Pictures stay out. All the rest of the records must be repeated exactly.
::::::::::
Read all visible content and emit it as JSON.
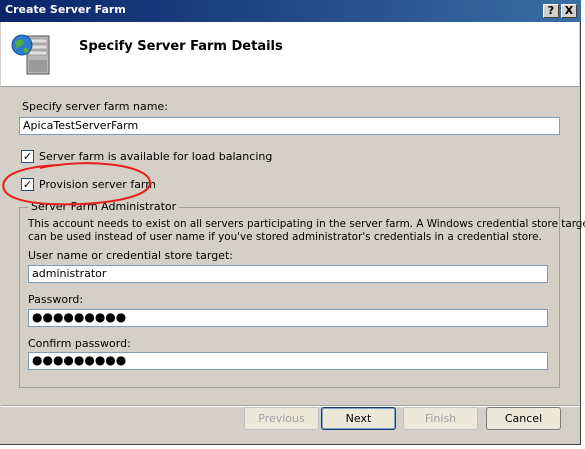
{
  "window": {
    "title": "Create Server Farm",
    "help_glyph": "?",
    "close_glyph": "X"
  },
  "header": {
    "title": "Specify Server Farm Details",
    "icon": "server-globe-icon"
  },
  "farm_name": {
    "label": "Specify server farm name:",
    "value": "ApicaTestServerFarm"
  },
  "options": {
    "load_balancing": {
      "label": "Server farm is available for load balancing",
      "checked": true,
      "glyph": "✓"
    },
    "provision": {
      "label": "Provision server farm",
      "checked": true,
      "glyph": "✓"
    }
  },
  "admin_group": {
    "legend": "Server Farm Administrator",
    "description_line1": "This account needs to exist on all servers participating in the server farm. A Windows credential store target",
    "description_line2": "can be used instead of user name if you've stored administrator's credentials in a credential store.",
    "user_label": "User name or credential store target:",
    "user_value": "administrator",
    "password_label": "Password:",
    "password_value": "●●●●●●●●●",
    "confirm_label": "Confirm password:",
    "confirm_value": "●●●●●●●●●"
  },
  "buttons": {
    "previous": "Previous",
    "next": "Next",
    "finish": "Finish",
    "cancel": "Cancel"
  },
  "colors": {
    "annotation": "#e8201a",
    "titlebar": "#0a246a",
    "dialog": "#d4d0c8"
  }
}
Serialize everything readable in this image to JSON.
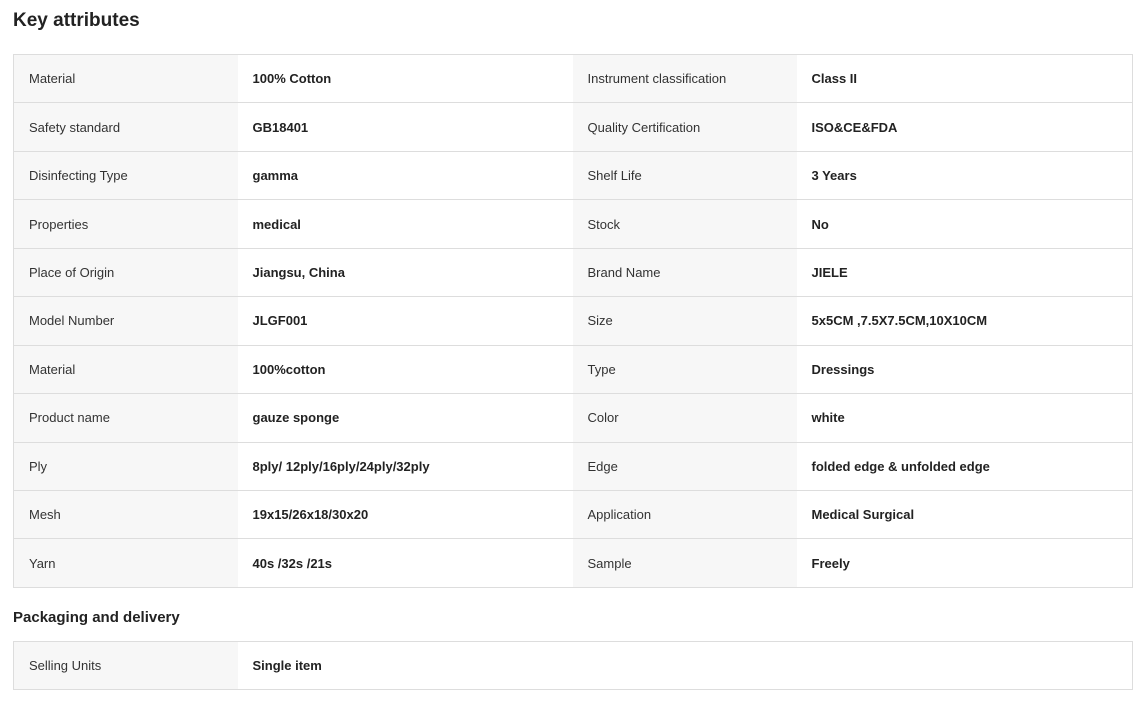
{
  "key_attributes": {
    "title": "Key attributes",
    "rows": [
      [
        {
          "label": "Material",
          "value": "100% Cotton"
        },
        {
          "label": "Instrument classification",
          "value": "Class II"
        }
      ],
      [
        {
          "label": "Safety standard",
          "value": "GB18401"
        },
        {
          "label": "Quality Certification",
          "value": "ISO&CE&FDA"
        }
      ],
      [
        {
          "label": "Disinfecting Type",
          "value": "gamma"
        },
        {
          "label": "Shelf Life",
          "value": "3 Years"
        }
      ],
      [
        {
          "label": "Properties",
          "value": "medical"
        },
        {
          "label": "Stock",
          "value": "No"
        }
      ],
      [
        {
          "label": "Place of Origin",
          "value": "Jiangsu, China"
        },
        {
          "label": "Brand Name",
          "value": "JIELE"
        }
      ],
      [
        {
          "label": "Model Number",
          "value": "JLGF001"
        },
        {
          "label": "Size",
          "value": "5x5CM ,7.5X7.5CM,10X10CM"
        }
      ],
      [
        {
          "label": "Material",
          "value": "100%cotton"
        },
        {
          "label": "Type",
          "value": "Dressings"
        }
      ],
      [
        {
          "label": "Product name",
          "value": "gauze sponge"
        },
        {
          "label": "Color",
          "value": "white"
        }
      ],
      [
        {
          "label": "Ply",
          "value": "8ply/ 12ply/16ply/24ply/32ply"
        },
        {
          "label": "Edge",
          "value": "folded edge & unfolded edge"
        }
      ],
      [
        {
          "label": "Mesh",
          "value": "19x15/26x18/30x20"
        },
        {
          "label": "Application",
          "value": "Medical Surgical"
        }
      ],
      [
        {
          "label": "Yarn",
          "value": "40s /32s /21s"
        },
        {
          "label": "Sample",
          "value": "Freely"
        }
      ]
    ]
  },
  "packaging": {
    "title": "Packaging and delivery",
    "rows": [
      {
        "label": "Selling Units",
        "value": "Single item"
      }
    ]
  },
  "colors": {
    "label_cell_bg": "#f7f7f7",
    "border": "#dddddd",
    "text": "#222222"
  }
}
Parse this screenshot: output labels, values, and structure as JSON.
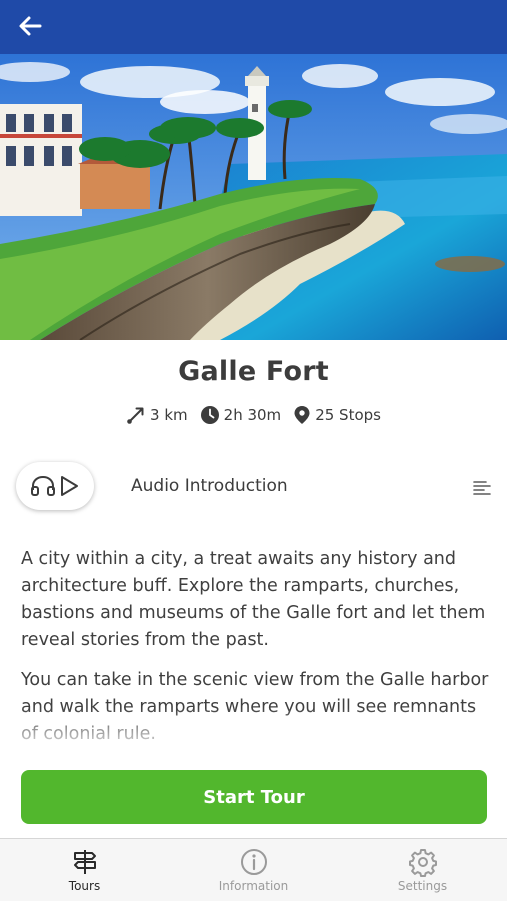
{
  "header": {
    "back_icon": "arrow-left-icon"
  },
  "hero": {
    "image": "galle-fort-lighthouse-ramparts-illustration"
  },
  "tour": {
    "title": "Galle Fort",
    "distance": "3 km",
    "duration": "2h 30m",
    "stops": "25 Stops"
  },
  "audio": {
    "label": "Audio Introduction",
    "icons": [
      "headphones-icon",
      "play-icon"
    ],
    "transcript_icon": "transcript-icon"
  },
  "description": {
    "paragraphs": [
      "A city within a city, a treat awaits any history and architecture buff. Explore the ramparts, churches, bastions and museums of the Galle fort and let them reveal stories from the past.",
      "You can take in the scenic view from the Galle harbor and walk the ramparts where you will see remnants of colonial rule."
    ]
  },
  "actions": {
    "start_label": "Start Tour"
  },
  "nav": {
    "items": [
      {
        "label": "Tours",
        "icon": "signpost-icon",
        "active": true
      },
      {
        "label": "Information",
        "icon": "info-icon",
        "active": false
      },
      {
        "label": "Settings",
        "icon": "gear-icon",
        "active": false
      }
    ]
  },
  "colors": {
    "app_bar": "#1f4aa8",
    "primary_button": "#52b72d",
    "nav_active": "#2a2a2a",
    "nav_inactive": "#9a9a9a"
  }
}
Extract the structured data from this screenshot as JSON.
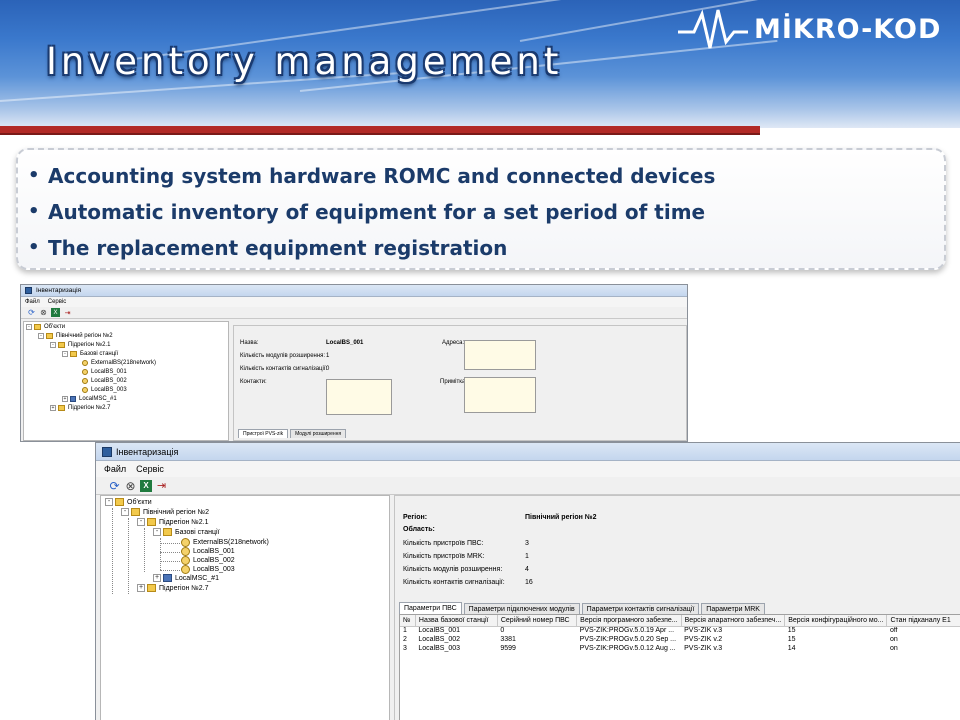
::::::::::
- [YOUR SOLUTION]
Read all visible content and emit it as JSON.
{
  "window": {
    "title": "Create Server Farm",
    "help_glyph": "?",
    "close_glyph": "X"
  },
  "header": {
    "title": "Specify Server Farm Details",
    "icon": "server-globe-icon"
  },
  "farm_name": {
    "label": "Specify server farm name:",
    "value": "ApicaTestServerFarm"
  },
  "options": {
    "load_balancing": {
      "label": "Server farm is available for load balancing",
      "checked": true,
      "glyph": "✓"
    },
    "provision": {
      "label": "Provision server farm",
      "checked": true,
      "glyph": "✓"
    }
  },
  "admin_group": {
    "legend": "Server Farm Administrator",
    "description_line1": "This account needs to exist on all servers participating in the server farm. A Windows credential store target",
    "description_line2": "can be used instead of user name if you've stored administrator's credentials in a credential store.",
    "user_label": "User name or credential store target:",
    "user_value": "administrator",
    "password_label": "Password:",
    "password_value": "●●●●●●●●●",
    "confirm_label": "Confirm password:",
    "confirm_value": "●●●●●●●●●"
  },
  "buttons": {
    "previous": "Previous",
    "next": "Next",
    "finish": "Finish",
    "cancel": "Cancel"
  },
  "colors": {
    "annotation": "#e8201a",
    "titlebar": "#0a246a",
    "dialog": "#d4d0c8"
  }
}
Serialize everything readable in this image to JSON.
{
  "key_attributes": {
    "title": "Key attributes",
    "rows": [
      [
        {
          "label": "Material",
          "value": "100% Cotton"
        },
        {
          "label": "Instrument classification",
          "value": "Class II"
        }
      ],
      [
        {
          "label": "Safety standard",
          "value": "GB18401"
        },
        {
          "label": "Quality Certification",
          "value": "ISO&CE&FDA"
        }
      ],
      [
        {
          "label": "Disinfecting Type",
          "value": "gamma"
        },
        {
          "label": "Shelf Life",
          "value": "3 Years"
        }
      ],
      [
        {
          "label": "Properties",
          "value": "medical"
        },
        {
          "label": "Stock",
          "value": "No"
        }
      ],
      [
        {
          "label": "Place of Origin",
          "value": "Jiangsu, China"
        },
        {
          "label": "Brand Name",
          "value": "JIELE"
        }
      ],
      [
        {
          "label": "Model Number",
          "value": "JLGF001"
        },
        {
          "label": "Size",
          "value": "5x5CM ,7.5X7.5CM,10X10CM"
        }
      ],
      [
        {
          "label": "Material",
          "value": "100%cotton"
        },
        {
          "label": "Type",
          "value": "Dressings"
        }
      ],
      [
        {
          "label": "Product name",
          "value": "gauze sponge"
        },
        {
          "label": "Color",
          "value": "white"
        }
      ],
      [
        {
          "label": "Ply",
          "value": "8ply/ 12ply/16ply/24ply/32ply"
        },
        {
          "label": "Edge",
          "value": "folded edge & unfolded edge"
        }
      ],
      [
        {
          "label": "Mesh",
          "value": "19x15/26x18/30x20"
        },
        {
          "label": "Application",
          "value": "Medical Surgical"
        }
      ],
      [
        {
          "label": "Yarn",
          "value": "40s /32s /21s"
        },
        {
          "label": "Sample",
          "value": "Freely"
        }
      ]
    ]
  },
  "packaging": {
    "title": "Packaging and delivery",
    "rows": [
      {
        "label": "Selling Units",
        "value": "Single item"
      }
    ]
  },
  "colors": {
    "label_cell_bg": "#f7f7f7",
    "border": "#dddddd",
    "text": "#222222"
  }
}
Parse this screenshot: output labels, values, and structure as JSON.
{
  "header": {
    "back_icon": "arrow-left-icon"
  },
  "hero": {
    "image": "galle-fort-lighthouse-ramparts-illustration"
  },
  "tour": {
    "title": "Galle Fort",
    "distance": "3 km",
    "duration": "2h 30m",
    "stops": "25 Stops"
  },
  "audio": {
    "label": "Audio Introduction",
    "icons": [
      "headphones-icon",
      "play-icon"
    ],
    "transcript_icon": "transcript-icon"
  },
  "description": {
    "paragraphs": [
      "A city within a city, a treat awaits any history and architecture buff. Explore the ramparts, churches, bastions and museums of the Galle fort and let them reveal stories from the past.",
      "You can take in the scenic view from the Galle harbor and walk the ramparts where you will see remnants of colonial rule."
    ]
  },
  "actions": {
    "start_label": "Start Tour"
  },
  "nav": {
    "items": [
      {
        "label": "Tours",
        "icon": "signpost-icon",
        "active": true
      },
      {
        "label": "Information",
        "icon": "info-icon",
        "active": false
      },
      {
        "label": "Settings",
        "icon": "gear-icon",
        "active": false
      }
    ]
  },
  "colors": {
    "app_bar": "#1f4aa8",
    "primary_button": "#52b72d",
    "nav_active": "#2a2a2a",
    "nav_inactive": "#9a9a9a"
  }
}
Extract the structured data from this screenshot as JSON.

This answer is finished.